instead. To, for example, pull the Firefox 2.0/Thunderbird 2.0/SeaMonkey 1.1 development branch, replace BRANCH above with MOZILLA_1_8_BRANCH. For available branch tags in Mozilla, see CVS Tags.
The information on pulling project specific
.mozconfig files as listed in the previous section apply to other branches than HEAD as well of course.
After having chosen the correct branch, run:
$ cd mozilla $ make -f client.mk checkout MOZ_CO_PROJECT=option,option
As mentioned above, if you are using a custom
.mozconfig file where you have already specified the
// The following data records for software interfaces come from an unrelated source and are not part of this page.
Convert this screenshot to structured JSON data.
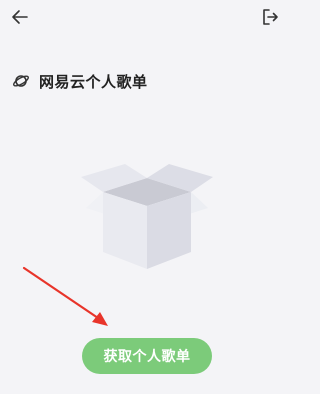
{
  "header": {
    "back_icon": "arrow-left-icon",
    "exit_icon": "logout-icon"
  },
  "main": {
    "title_icon": "planet-icon",
    "title": "网易云个人歌单",
    "illustration": "open-empty-box",
    "primary_button_label": "获取个人歌单"
  },
  "annotation": {
    "arrow_color": "#e8342a"
  },
  "colors": {
    "background": "#f4f4f7",
    "accent": "#7ccb7a",
    "text": "#222222"
  }
}
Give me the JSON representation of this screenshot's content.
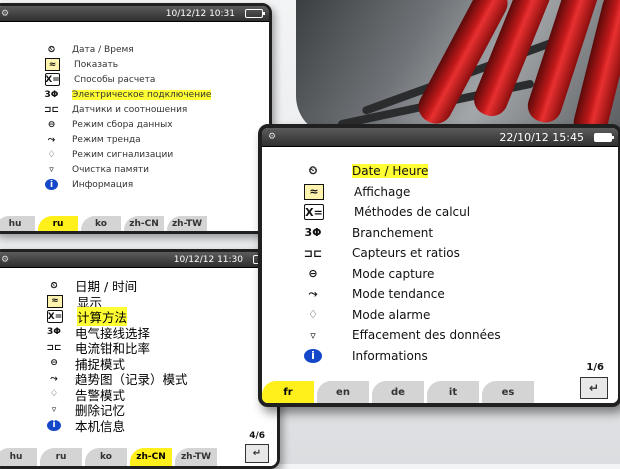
{
  "screens": {
    "ru": {
      "datetime": "10/12/12 10:31",
      "items": [
        {
          "label": "Дата / Время",
          "icon": "clock-icon",
          "glyph": "⏲"
        },
        {
          "label": "Показать",
          "icon": "display-icon",
          "glyph": "≈"
        },
        {
          "label": "Способы расчета",
          "icon": "calc-methods-icon",
          "glyph": "X="
        },
        {
          "label": "Электрическое подключение",
          "icon": "three-phase-icon",
          "glyph": "3Φ"
        },
        {
          "label": "Датчики и соотношения",
          "icon": "sensors-icon",
          "glyph": "⊐⊏"
        },
        {
          "label": "Режим сбора данных",
          "icon": "capture-icon",
          "glyph": "⊖"
        },
        {
          "label": "Режим тренда",
          "icon": "trend-icon",
          "glyph": "⤳"
        },
        {
          "label": "Режим сигнализации",
          "icon": "alarm-bell-icon",
          "glyph": "♢"
        },
        {
          "label": "Очистка памяти",
          "icon": "trash-icon",
          "glyph": "▿"
        },
        {
          "label": "Информация",
          "icon": "info-icon",
          "glyph": "i"
        }
      ],
      "tabs": [
        "hu",
        "ru",
        "ko",
        "zh-CN",
        "zh-TW"
      ],
      "active_tab": "ru"
    },
    "zh": {
      "datetime": "10/12/12 11:30",
      "items": [
        {
          "label": "日期 / 时间",
          "icon": "clock-icon",
          "glyph": "⏲"
        },
        {
          "label": "显示",
          "icon": "display-icon",
          "glyph": "≈"
        },
        {
          "label": "计算方法",
          "icon": "calc-methods-icon",
          "glyph": "X="
        },
        {
          "label": "电气接线选择",
          "icon": "three-phase-icon",
          "glyph": "3Φ"
        },
        {
          "label": "电流钳和比率",
          "icon": "sensors-icon",
          "glyph": "⊐⊏"
        },
        {
          "label": "捕捉模式",
          "icon": "capture-icon",
          "glyph": "⊖"
        },
        {
          "label": "趋势图（记录）模式",
          "icon": "trend-icon",
          "glyph": "⤳"
        },
        {
          "label": "告警模式",
          "icon": "alarm-bell-icon",
          "glyph": "♢"
        },
        {
          "label": "删除记忆",
          "icon": "trash-icon",
          "glyph": "▿"
        },
        {
          "label": "本机信息",
          "icon": "info-icon",
          "glyph": "i"
        }
      ],
      "tabs": [
        "hu",
        "ru",
        "ko",
        "zh-CN",
        "zh-TW"
      ],
      "active_tab": "zh-CN",
      "page": "4/6"
    },
    "fr": {
      "datetime": "22/10/12 15:45",
      "items": [
        {
          "label": "Date / Heure",
          "icon": "clock-icon",
          "glyph": "⏲"
        },
        {
          "label": "Affichage",
          "icon": "display-icon",
          "glyph": "≈"
        },
        {
          "label": "Méthodes de calcul",
          "icon": "calc-methods-icon",
          "glyph": "X="
        },
        {
          "label": "Branchement",
          "icon": "three-phase-icon",
          "glyph": "3Φ"
        },
        {
          "label": "Capteurs et ratios",
          "icon": "sensors-icon",
          "glyph": "⊐⊏"
        },
        {
          "label": "Mode capture",
          "icon": "capture-icon",
          "glyph": "⊖"
        },
        {
          "label": "Mode tendance",
          "icon": "trend-icon",
          "glyph": "⤳"
        },
        {
          "label": "Mode alarme",
          "icon": "alarm-bell-icon",
          "glyph": "♢"
        },
        {
          "label": "Effacement des données",
          "icon": "trash-icon",
          "glyph": "▿"
        },
        {
          "label": "Informations",
          "icon": "info-icon",
          "glyph": "i"
        }
      ],
      "tabs": [
        "fr",
        "en",
        "de",
        "it",
        "es"
      ],
      "active_tab": "fr",
      "page": "1/6"
    }
  },
  "colors": {
    "highlight": "#ffff33",
    "active_tab": "#ffef1a",
    "info_blue": "#1548c8",
    "titlebar": "#3a3a3a"
  },
  "highlighted": {
    "ru": 3,
    "zh": 2,
    "fr": 0
  }
}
MOZ_CO_PROJECT variable, you do not need to repeat it here on command line.
client.mkto checkout the Mozilla sources: do not check out the
mozilla/module directly. Various subprojects such as NSS, NSPR, and LDAP C SDK are pulled from stable release tags, even when regular mozilla development occurs on the trunk.
If you want to check out the source code as it was at a specific time you can use the MOZ_CO_DATE variable. For example
MOZ_CO_DATE="20 Oct 2006 17:00 PDT".
This can either be added to your
.mozconfig file, or specified on the command line, such as
$ cd mozilla $ make -f client.mk checkout MOZ_CO_DATE="20 Oct 2006 17:00 PDT" MOZ_CO_PROJECT=option,option
Changing the Source Tree to a Different Branch
In order to update a source tree (be it branch HEAD or a specific branch) to latest branch HEAD, first run:
$ cd mozilla $ cvs up -A client.mk
The -A option removes any "sticky branch" information, which leads to the effect that the tree is updated to HEAD.
To update a source tree which was pulled from a specific branch, start with
$ cd mozilla $ cvs up -r BRANCH client.mk
instead. Replace BRANCH by the tag of the branch you want to update.
Updating a Source Tree
To update your source tree simply do the following:
$ make -f client.mk checkout MOZ_CO_PROJECT=option,option
As always, if you use a custom
.mozconfig file where
MOZ_CO_PROJECT is already defined, you do not need to repeat it on command line.
Creating a Diff File
In order to create a diff of a single local file against the current file in the repository, use:
$ cvs diff -u8p FILENAME
See Creating a patch for more information.
Converting a Downloaded Source Tree
Downloaded source trees from mozilla.org (source tarballs) are already set up with CVS information, like a normal checkout. You can update these trees like normal trees to the latest code, without special action. See previous section on how to update a source tree.